Coastal sediment transport in the Offshore of Bolinas map area is characterized by north-to-south littoral transport of sediment that is derived mainly from ephemeral streams and local coastal erosion. Beyond California’s State Waters, canyons that incise the slope have been disconnected from coastal streams by rising sea level, which has risen about 125 m since the lowstand associated with the Last Glacial Maximum about 18,000 to 20,000 years ago. In the map area, no major submarine canyons extend up past the shelf break and into the nearshore to receive littoral drift. The coastline in the map area is characterized as high risk because of its steep cliffs and large-scale landsliding. The sand spit that separates Bolinas Lagoon from Bolinas Bay is highly developed, and its homes are at risk during storms, especially those from the south.
The benthic species observed in the Offshore of Bolinas map area are natives of the cold-temperate biogeographic zone named either the “Oregonian province” or the “northern California ecoregion.” This biogeographic province is maintained by the long-term stability of the southward-flowing California Current, an eastern limb of the North Pacific subtropical gyre that flows from Oregon to Baja California. At its midpoint off central California, the California Current transports subarctic surface (0–500 m deep) waters southward, about 150 to 1,300 km from shore. Seasonal northwesterly winds that are, in part, responsible for the California Current, generate coastal upwelling. The south end of the Oregonian province is at Point Conception (about 425 km south of the map area), although its associated phylogeographic group of marine fauna may extend beyond to the area offshore of Los Angeles in southern California. The ocean off central California has seen a warming over the last 50 years that is driving an ecosystem shift from the productive subarctic regime towards a depopulated subtropical environment.

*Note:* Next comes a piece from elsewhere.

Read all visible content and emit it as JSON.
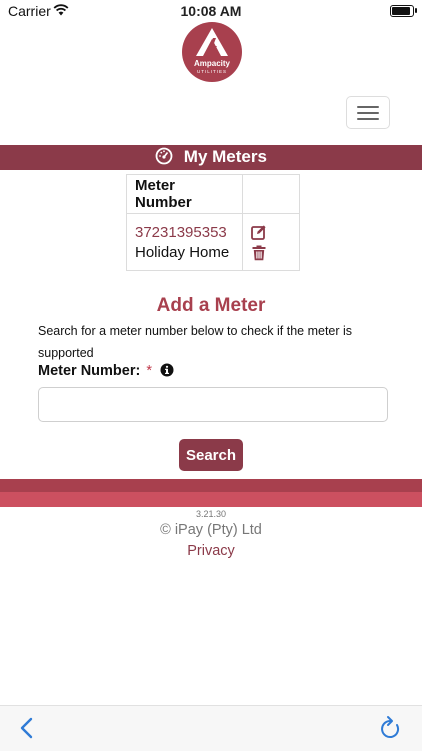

Seafloor habitats in the Offshore of Bolinas map area, which lies within the Shelf (continental shelf) megahabitat, range from, in the nearshore, sandy seafloor in the southeast and significant rocky outcrops that support kelp-forest communities in the northwest to, in deeper water, rocky-reef communities. Biological productivity resulting from coastal upwelling supports populations of Sooty Shearwater Western Gull, Common Murre, Cassin’s Auklet, and many other less populous bird species. In addition, an observable recovery of Humpback and Blue Whales has occurred in the area; both species are dependent on coastal upwelling to provide nutrients. The large extent of exposed inner shelf bedrock in the northeast supports large forests of “bull kelp,” which is well adapted for high wave-energy environments. Common fish species found in the kelp beds and rocky reefs include lingcod and various species of greenling and rockfish.
|Title||California State Waters Map Series — Offshore of Bolinas, California|
|Authors||Guy R. Cochrane, Peter Dartnell, Samuel Y. Johnson, H. Gary Greene, Mercedes D. Erdey, Nadine E. Golden, Stephen R. Hartwell, Michael W. Manson, Ray W. Sliter, Charles A. Endris, Janet Watt, Stephanie L. Ross, Rikk G. Kvitek, Eleyne L. Phillips, Terry R. Bruns, John L. Chin|
|Publication Subtype||USGS Numbered Series|
|Series Title||Open-File Report|
|Record Source||USGS Publications Warehouse|
|USGS Organization||Pacific Coastal and Marine Science Center|